__Dataset content__
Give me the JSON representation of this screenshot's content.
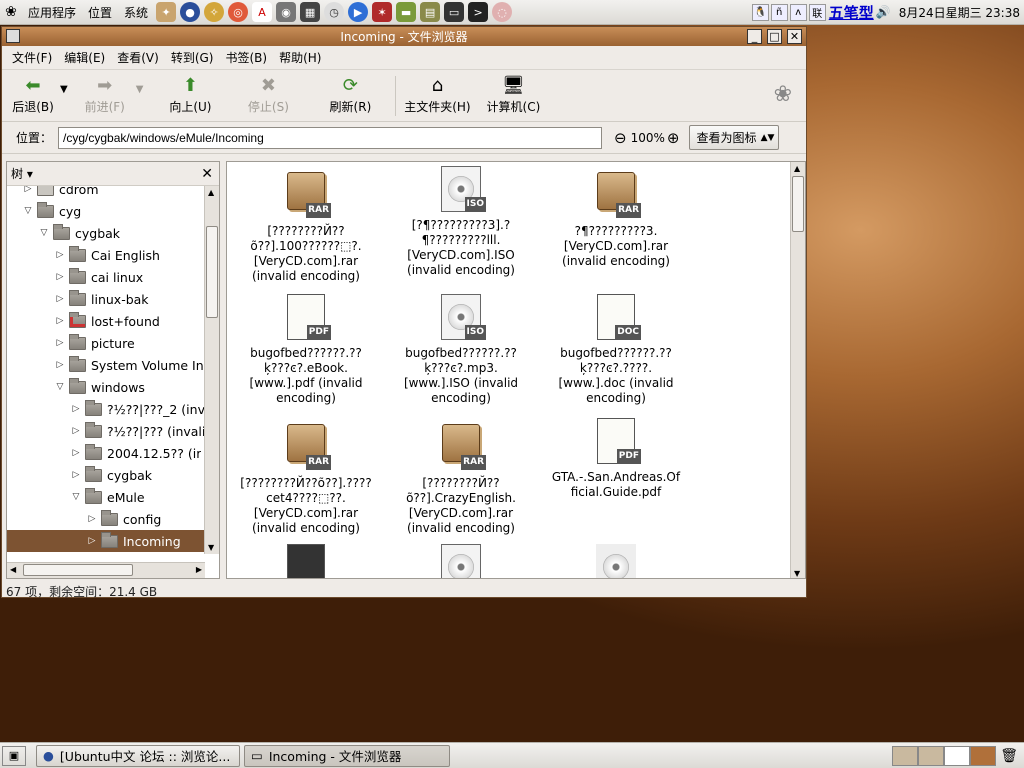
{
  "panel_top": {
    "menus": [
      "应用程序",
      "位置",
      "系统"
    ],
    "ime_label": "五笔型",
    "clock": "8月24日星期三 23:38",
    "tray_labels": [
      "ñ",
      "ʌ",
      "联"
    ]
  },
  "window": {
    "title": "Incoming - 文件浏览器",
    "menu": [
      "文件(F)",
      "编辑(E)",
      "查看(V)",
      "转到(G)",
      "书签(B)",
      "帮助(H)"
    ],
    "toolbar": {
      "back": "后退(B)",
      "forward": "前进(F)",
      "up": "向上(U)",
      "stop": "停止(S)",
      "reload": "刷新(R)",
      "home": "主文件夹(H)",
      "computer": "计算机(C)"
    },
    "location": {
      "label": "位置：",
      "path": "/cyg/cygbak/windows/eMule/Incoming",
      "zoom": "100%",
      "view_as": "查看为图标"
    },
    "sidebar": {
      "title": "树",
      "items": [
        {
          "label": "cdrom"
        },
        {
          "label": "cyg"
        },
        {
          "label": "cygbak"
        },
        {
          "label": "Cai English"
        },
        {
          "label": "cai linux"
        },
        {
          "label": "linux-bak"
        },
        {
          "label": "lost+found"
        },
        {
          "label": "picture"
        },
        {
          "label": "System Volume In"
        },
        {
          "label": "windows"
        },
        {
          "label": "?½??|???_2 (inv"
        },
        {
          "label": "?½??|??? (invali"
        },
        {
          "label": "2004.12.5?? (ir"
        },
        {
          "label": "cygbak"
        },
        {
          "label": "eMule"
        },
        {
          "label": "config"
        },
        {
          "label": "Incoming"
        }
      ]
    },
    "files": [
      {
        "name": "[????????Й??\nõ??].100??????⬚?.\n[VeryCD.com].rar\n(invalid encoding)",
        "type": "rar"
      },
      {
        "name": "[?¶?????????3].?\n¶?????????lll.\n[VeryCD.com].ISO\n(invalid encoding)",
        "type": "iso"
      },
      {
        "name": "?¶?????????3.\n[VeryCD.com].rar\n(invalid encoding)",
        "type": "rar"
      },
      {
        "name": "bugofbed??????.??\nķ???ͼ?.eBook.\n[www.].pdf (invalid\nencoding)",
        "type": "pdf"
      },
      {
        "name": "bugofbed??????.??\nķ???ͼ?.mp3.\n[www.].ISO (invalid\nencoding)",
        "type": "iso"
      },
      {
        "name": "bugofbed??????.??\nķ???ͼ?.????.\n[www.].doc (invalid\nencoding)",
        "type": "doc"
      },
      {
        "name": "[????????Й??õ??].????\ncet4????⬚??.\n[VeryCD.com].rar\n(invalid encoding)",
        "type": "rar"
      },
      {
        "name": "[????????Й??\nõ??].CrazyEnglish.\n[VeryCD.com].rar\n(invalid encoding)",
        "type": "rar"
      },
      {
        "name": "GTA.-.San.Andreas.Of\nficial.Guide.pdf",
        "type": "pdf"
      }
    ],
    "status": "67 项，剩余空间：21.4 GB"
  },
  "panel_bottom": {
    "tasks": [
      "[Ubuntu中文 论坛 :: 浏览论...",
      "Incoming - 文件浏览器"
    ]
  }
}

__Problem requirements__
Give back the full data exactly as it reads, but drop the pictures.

__Answer to this task__
Give me the JSON representation of this screenshot's content.
{
  "panel_top": {
    "menus": [
      "应用程序",
      "位置",
      "系统"
    ],
    "ime_label": "五笔型",
    "clock": "8月24日星期三 23:38",
    "tray_labels": [
      "ñ",
      "ʌ",
      "联"
    ]
  },
  "window": {
    "title": "Incoming - 文件浏览器",
    "menu": [
      "文件(F)",
      "编辑(E)",
      "查看(V)",
      "转到(G)",
      "书签(B)",
      "帮助(H)"
    ],
    "toolbar": {
      "back": "后退(B)",
      "forward": "前进(F)",
      "up": "向上(U)",
      "stop": "停止(S)",
      "reload": "刷新(R)",
      "home": "主文件夹(H)",
      "computer": "计算机(C)"
    },
    "location": {
      "label": "位置：",
      "path": "/cyg/cygbak/windows/eMule/Incoming",
      "zoom": "100%",
      "view_as": "查看为图标"
    },
    "sidebar": {
      "title": "树",
      "items": [
        {
          "label": "cdrom"
        },
        {
          "label": "cyg"
        },
        {
          "label": "cygbak"
        },
        {
          "label": "Cai English"
        },
        {
          "label": "cai linux"
        },
        {
          "label": "linux-bak"
        },
        {
          "label": "lost+found"
        },
        {
          "label": "picture"
        },
        {
          "label": "System Volume In"
        },
        {
          "label": "windows"
        },
        {
          "label": "?½??|???_2 (inv"
        },
        {
          "label": "?½??|??? (invali"
        },
        {
          "label": "2004.12.5?? (ir"
        },
        {
          "label": "cygbak"
        },
        {
          "label": "eMule"
        },
        {
          "label": "config"
        },
        {
          "label": "Incoming"
        }
      ]
    },
    "files": [
      {
        "name": "[????????Й??\nõ??].100??????⬚?.\n[VeryCD.com].rar\n(invalid encoding)",
        "type": "rar"
      },
      {
        "name": "[?¶?????????3].?\n¶?????????lll.\n[VeryCD.com].ISO\n(invalid encoding)",
        "type": "iso"
      },
      {
        "name": "?¶?????????3.\n[VeryCD.com].rar\n(invalid encoding)",
        "type": "rar"
      },
      {
        "name": "bugofbed??????.??\nķ???ͼ?.eBook.\n[www.].pdf (invalid\nencoding)",
        "type": "pdf"
      },
      {
        "name": "bugofbed??????.??\nķ???ͼ?.mp3.\n[www.].ISO (invalid\nencoding)",
        "type": "iso"
      },
      {
        "name": "bugofbed??????.??\nķ???ͼ?.????.\n[www.].doc (invalid\nencoding)",
        "type": "doc"
      },
      {
        "name": "[????????Й??õ??].????\ncet4????⬚??.\n[VeryCD.com].rar\n(invalid encoding)",
        "type": "rar"
      },
      {
        "name": "[????????Й??\nõ??].CrazyEnglish.\n[VeryCD.com].rar\n(invalid encoding)",
        "type": "rar"
      },
      {
        "name": "GTA.-.San.Andreas.Of\nficial.Guide.pdf",
        "type": "pdf"
      }
    ],
    "status": "67 项，剩余空间：21.4 GB"
  },
  "panel_bottom": {
    "tasks": [
      "[Ubuntu中文 论坛 :: 浏览论...",
      "Incoming - 文件浏览器"
    ]
  }
}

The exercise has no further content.